Extracted records:
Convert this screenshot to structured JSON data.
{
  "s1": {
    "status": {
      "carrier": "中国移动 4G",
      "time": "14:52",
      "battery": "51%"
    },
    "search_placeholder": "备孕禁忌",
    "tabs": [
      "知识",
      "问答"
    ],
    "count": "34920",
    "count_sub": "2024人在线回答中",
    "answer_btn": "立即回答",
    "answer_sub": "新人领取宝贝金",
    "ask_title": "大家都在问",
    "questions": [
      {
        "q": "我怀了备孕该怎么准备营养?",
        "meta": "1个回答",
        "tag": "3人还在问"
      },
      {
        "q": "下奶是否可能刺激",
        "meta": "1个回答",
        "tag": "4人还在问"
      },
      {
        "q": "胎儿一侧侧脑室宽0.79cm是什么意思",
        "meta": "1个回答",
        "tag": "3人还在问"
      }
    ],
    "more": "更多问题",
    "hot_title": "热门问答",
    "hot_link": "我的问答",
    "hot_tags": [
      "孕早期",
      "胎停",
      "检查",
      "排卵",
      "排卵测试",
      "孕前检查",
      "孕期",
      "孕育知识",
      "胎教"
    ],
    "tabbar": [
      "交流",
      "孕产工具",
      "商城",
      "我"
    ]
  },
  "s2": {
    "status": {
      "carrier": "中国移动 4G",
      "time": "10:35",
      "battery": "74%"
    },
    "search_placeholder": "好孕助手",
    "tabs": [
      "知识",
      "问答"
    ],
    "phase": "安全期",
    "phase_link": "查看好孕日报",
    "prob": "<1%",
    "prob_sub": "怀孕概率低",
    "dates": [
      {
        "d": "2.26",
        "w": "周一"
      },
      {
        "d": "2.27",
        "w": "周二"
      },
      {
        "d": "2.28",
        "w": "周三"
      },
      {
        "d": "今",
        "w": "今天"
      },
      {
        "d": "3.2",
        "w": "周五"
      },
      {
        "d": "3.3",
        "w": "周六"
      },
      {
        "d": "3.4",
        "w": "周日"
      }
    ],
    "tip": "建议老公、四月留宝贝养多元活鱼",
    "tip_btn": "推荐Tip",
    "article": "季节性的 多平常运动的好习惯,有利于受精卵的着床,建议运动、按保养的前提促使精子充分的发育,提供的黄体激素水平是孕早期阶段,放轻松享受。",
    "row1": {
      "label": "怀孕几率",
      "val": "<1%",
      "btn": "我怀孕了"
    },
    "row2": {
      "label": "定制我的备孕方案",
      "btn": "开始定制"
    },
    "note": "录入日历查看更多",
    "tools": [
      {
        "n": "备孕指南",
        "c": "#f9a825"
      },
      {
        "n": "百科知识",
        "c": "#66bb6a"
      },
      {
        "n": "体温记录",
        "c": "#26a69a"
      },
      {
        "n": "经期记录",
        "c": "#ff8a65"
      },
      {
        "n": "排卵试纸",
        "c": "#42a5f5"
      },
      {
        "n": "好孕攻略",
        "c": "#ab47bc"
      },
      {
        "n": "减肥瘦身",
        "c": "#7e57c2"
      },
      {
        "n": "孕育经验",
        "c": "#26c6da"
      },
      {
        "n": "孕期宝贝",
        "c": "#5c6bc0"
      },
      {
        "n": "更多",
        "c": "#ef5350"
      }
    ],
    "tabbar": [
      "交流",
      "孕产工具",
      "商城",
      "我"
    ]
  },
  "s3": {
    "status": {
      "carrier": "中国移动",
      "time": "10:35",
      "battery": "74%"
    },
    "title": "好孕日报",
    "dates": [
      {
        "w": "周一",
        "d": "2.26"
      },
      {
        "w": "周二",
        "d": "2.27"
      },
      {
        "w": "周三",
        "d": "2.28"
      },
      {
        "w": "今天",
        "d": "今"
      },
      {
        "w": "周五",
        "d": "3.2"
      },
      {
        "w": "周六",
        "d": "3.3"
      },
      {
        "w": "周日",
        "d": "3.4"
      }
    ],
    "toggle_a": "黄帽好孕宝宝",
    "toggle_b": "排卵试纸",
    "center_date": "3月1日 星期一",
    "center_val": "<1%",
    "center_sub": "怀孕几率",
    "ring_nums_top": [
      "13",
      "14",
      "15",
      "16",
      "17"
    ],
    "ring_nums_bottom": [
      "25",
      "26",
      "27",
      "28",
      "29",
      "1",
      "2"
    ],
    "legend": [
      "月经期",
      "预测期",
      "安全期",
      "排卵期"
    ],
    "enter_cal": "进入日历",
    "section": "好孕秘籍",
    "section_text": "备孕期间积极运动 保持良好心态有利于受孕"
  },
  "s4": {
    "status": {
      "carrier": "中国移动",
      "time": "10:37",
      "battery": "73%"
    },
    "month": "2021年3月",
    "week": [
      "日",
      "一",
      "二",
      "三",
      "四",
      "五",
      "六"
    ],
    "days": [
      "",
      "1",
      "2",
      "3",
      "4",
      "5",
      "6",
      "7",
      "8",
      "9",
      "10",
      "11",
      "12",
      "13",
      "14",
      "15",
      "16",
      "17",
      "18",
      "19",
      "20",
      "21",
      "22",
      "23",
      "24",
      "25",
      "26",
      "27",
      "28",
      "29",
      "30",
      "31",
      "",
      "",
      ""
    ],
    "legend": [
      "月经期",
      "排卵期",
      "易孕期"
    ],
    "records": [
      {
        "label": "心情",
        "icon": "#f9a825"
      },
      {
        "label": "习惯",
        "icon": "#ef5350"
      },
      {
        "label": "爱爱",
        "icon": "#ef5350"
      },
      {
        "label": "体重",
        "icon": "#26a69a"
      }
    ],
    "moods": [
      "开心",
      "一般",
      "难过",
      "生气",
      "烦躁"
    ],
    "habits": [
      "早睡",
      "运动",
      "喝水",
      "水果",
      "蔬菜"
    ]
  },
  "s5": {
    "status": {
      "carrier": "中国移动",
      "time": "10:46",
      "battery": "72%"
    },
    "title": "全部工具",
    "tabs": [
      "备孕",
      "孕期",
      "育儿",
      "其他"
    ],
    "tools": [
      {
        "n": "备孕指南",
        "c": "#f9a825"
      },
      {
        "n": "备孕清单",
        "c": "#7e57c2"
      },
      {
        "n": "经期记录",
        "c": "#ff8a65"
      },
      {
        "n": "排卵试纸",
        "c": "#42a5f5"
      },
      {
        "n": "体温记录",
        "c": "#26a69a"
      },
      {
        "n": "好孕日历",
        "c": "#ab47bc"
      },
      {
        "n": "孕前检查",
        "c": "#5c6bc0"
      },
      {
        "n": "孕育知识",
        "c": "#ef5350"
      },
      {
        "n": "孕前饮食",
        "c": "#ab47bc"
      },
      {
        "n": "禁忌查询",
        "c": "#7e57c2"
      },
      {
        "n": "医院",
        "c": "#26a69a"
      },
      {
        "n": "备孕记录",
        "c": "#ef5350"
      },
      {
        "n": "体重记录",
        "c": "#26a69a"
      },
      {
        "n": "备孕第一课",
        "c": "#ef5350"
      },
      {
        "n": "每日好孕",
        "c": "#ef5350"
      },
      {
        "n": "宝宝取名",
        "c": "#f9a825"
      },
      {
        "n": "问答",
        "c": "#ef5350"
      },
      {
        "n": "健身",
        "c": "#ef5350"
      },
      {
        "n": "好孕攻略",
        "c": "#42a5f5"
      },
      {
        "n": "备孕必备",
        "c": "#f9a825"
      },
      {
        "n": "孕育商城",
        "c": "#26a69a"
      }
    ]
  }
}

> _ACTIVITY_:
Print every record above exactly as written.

> _RESULT BELOW_:
Convert this screenshot to structured JSON data.
{
  "s1": {
    "status": {
      "carrier": "中国移动 4G",
      "time": "14:52",
      "battery": "51%"
    },
    "search_placeholder": "备孕禁忌",
    "tabs": [
      "知识",
      "问答"
    ],
    "count": "34920",
    "count_sub": "2024人在线回答中",
    "answer_btn": "立即回答",
    "answer_sub": "新人领取宝贝金",
    "ask_title": "大家都在问",
    "questions": [
      {
        "q": "我怀了备孕该怎么准备营养?",
        "meta": "1个回答",
        "tag": "3人还在问"
      },
      {
        "q": "下奶是否可能刺激",
        "meta": "1个回答",
        "tag": "4人还在问"
      },
      {
        "q": "胎儿一侧侧脑室宽0.79cm是什么意思",
        "meta": "1个回答",
        "tag": "3人还在问"
      }
    ],
    "more": "更多问题",
    "hot_title": "热门问答",
    "hot_link": "我的问答",
    "hot_tags": [
      "孕早期",
      "胎停",
      "检查",
      "排卵",
      "排卵测试",
      "孕前检查",
      "孕期",
      "孕育知识",
      "胎教"
    ],
    "tabbar": [
      "交流",
      "孕产工具",
      "商城",
      "我"
    ]
  },
  "s2": {
    "status": {
      "carrier": "中国移动 4G",
      "time": "10:35",
      "battery": "74%"
    },
    "search_placeholder": "好孕助手",
    "tabs": [
      "知识",
      "问答"
    ],
    "phase": "安全期",
    "phase_link": "查看好孕日报",
    "prob": "<1%",
    "prob_sub": "怀孕概率低",
    "dates": [
      {
        "d": "2.26",
        "w": "周一"
      },
      {
        "d": "2.27",
        "w": "周二"
      },
      {
        "d": "2.28",
        "w": "周三"
      },
      {
        "d": "今",
        "w": "今天"
      },
      {
        "d": "3.2",
        "w": "周五"
      },
      {
        "d": "3.3",
        "w": "周六"
      },
      {
        "d": "3.4",
        "w": "周日"
      }
    ],
    "tip": "建议老公、四月留宝贝养多元活鱼",
    "tip_btn": "推荐Tip",
    "article": "季节性的 多平常运动的好习惯,有利于受精卵的着床,建议运动、按保养的前提促使精子充分的发育,提供的黄体激素水平是孕早期阶段,放轻松享受。",
    "row1": {
      "label": "怀孕几率",
      "val": "<1%",
      "btn": "我怀孕了"
    },
    "row2": {
      "label": "定制我的备孕方案",
      "btn": "开始定制"
    },
    "note": "录入日历查看更多",
    "tools": [
      {
        "n": "备孕指南",
        "c": "#f9a825"
      },
      {
        "n": "百科知识",
        "c": "#66bb6a"
      },
      {
        "n": "体温记录",
        "c": "#26a69a"
      },
      {
        "n": "经期记录",
        "c": "#ff8a65"
      },
      {
        "n": "排卵试纸",
        "c": "#42a5f5"
      },
      {
        "n": "好孕攻略",
        "c": "#ab47bc"
      },
      {
        "n": "减肥瘦身",
        "c": "#7e57c2"
      },
      {
        "n": "孕育经验",
        "c": "#26c6da"
      },
      {
        "n": "孕期宝贝",
        "c": "#5c6bc0"
      },
      {
        "n": "更多",
        "c": "#ef5350"
      }
    ],
    "tabbar": [
      "交流",
      "孕产工具",
      "商城",
      "我"
    ]
  },
  "s3": {
    "status": {
      "carrier": "中国移动",
      "time": "10:35",
      "battery": "74%"
    },
    "title": "好孕日报",
    "dates": [
      {
        "w": "周一",
        "d": "2.26"
      },
      {
        "w": "周二",
        "d": "2.27"
      },
      {
        "w": "周三",
        "d": "2.28"
      },
      {
        "w": "今天",
        "d": "今"
      },
      {
        "w": "周五",
        "d": "3.2"
      },
      {
        "w": "周六",
        "d": "3.3"
      },
      {
        "w": "周日",
        "d": "3.4"
      }
    ],
    "toggle_a": "黄帽好孕宝宝",
    "toggle_b": "排卵试纸",
    "center_date": "3月1日 星期一",
    "center_val": "<1%",
    "center_sub": "怀孕几率",
    "ring_nums_top": [
      "13",
      "14",
      "15",
      "16",
      "17"
    ],
    "ring_nums_bottom": [
      "25",
      "26",
      "27",
      "28",
      "29",
      "1",
      "2"
    ],
    "legend": [
      "月经期",
      "预测期",
      "安全期",
      "排卵期"
    ],
    "enter_cal": "进入日历",
    "section": "好孕秘籍",
    "section_text": "备孕期间积极运动 保持良好心态有利于受孕"
  },
  "s4": {
    "status": {
      "carrier": "中国移动",
      "time": "10:37",
      "battery": "73%"
    },
    "month": "2021年3月",
    "week": [
      "日",
      "一",
      "二",
      "三",
      "四",
      "五",
      "六"
    ],
    "days": [
      "",
      "1",
      "2",
      "3",
      "4",
      "5",
      "6",
      "7",
      "8",
      "9",
      "10",
      "11",
      "12",
      "13",
      "14",
      "15",
      "16",
      "17",
      "18",
      "19",
      "20",
      "21",
      "22",
      "23",
      "24",
      "25",
      "26",
      "27",
      "28",
      "29",
      "30",
      "31",
      "",
      "",
      ""
    ],
    "legend": [
      "月经期",
      "排卵期",
      "易孕期"
    ],
    "records": [
      {
        "label": "心情",
        "icon": "#f9a825"
      },
      {
        "label": "习惯",
        "icon": "#ef5350"
      },
      {
        "label": "爱爱",
        "icon": "#ef5350"
      },
      {
        "label": "体重",
        "icon": "#26a69a"
      }
    ],
    "moods": [
      "开心",
      "一般",
      "难过",
      "生气",
      "烦躁"
    ],
    "habits": [
      "早睡",
      "运动",
      "喝水",
      "水果",
      "蔬菜"
    ]
  },
  "s5": {
    "status": {
      "carrier": "中国移动",
      "time": "10:46",
      "battery": "72%"
    },
    "title": "全部工具",
    "tabs": [
      "备孕",
      "孕期",
      "育儿",
      "其他"
    ],
    "tools": [
      {
        "n": "备孕指南",
        "c": "#f9a825"
      },
      {
        "n": "备孕清单",
        "c": "#7e57c2"
      },
      {
        "n": "经期记录",
        "c": "#ff8a65"
      },
      {
        "n": "排卵试纸",
        "c": "#42a5f5"
      },
      {
        "n": "体温记录",
        "c": "#26a69a"
      },
      {
        "n": "好孕日历",
        "c": "#ab47bc"
      },
      {
        "n": "孕前检查",
        "c": "#5c6bc0"
      },
      {
        "n": "孕育知识",
        "c": "#ef5350"
      },
      {
        "n": "孕前饮食",
        "c": "#ab47bc"
      },
      {
        "n": "禁忌查询",
        "c": "#7e57c2"
      },
      {
        "n": "医院",
        "c": "#26a69a"
      },
      {
        "n": "备孕记录",
        "c": "#ef5350"
      },
      {
        "n": "体重记录",
        "c": "#26a69a"
      },
      {
        "n": "备孕第一课",
        "c": "#ef5350"
      },
      {
        "n": "每日好孕",
        "c": "#ef5350"
      },
      {
        "n": "宝宝取名",
        "c": "#f9a825"
      },
      {
        "n": "问答",
        "c": "#ef5350"
      },
      {
        "n": "健身",
        "c": "#ef5350"
      },
      {
        "n": "好孕攻略",
        "c": "#42a5f5"
      },
      {
        "n": "备孕必备",
        "c": "#f9a825"
      },
      {
        "n": "孕育商城",
        "c": "#26a69a"
      }
    ]
  }
}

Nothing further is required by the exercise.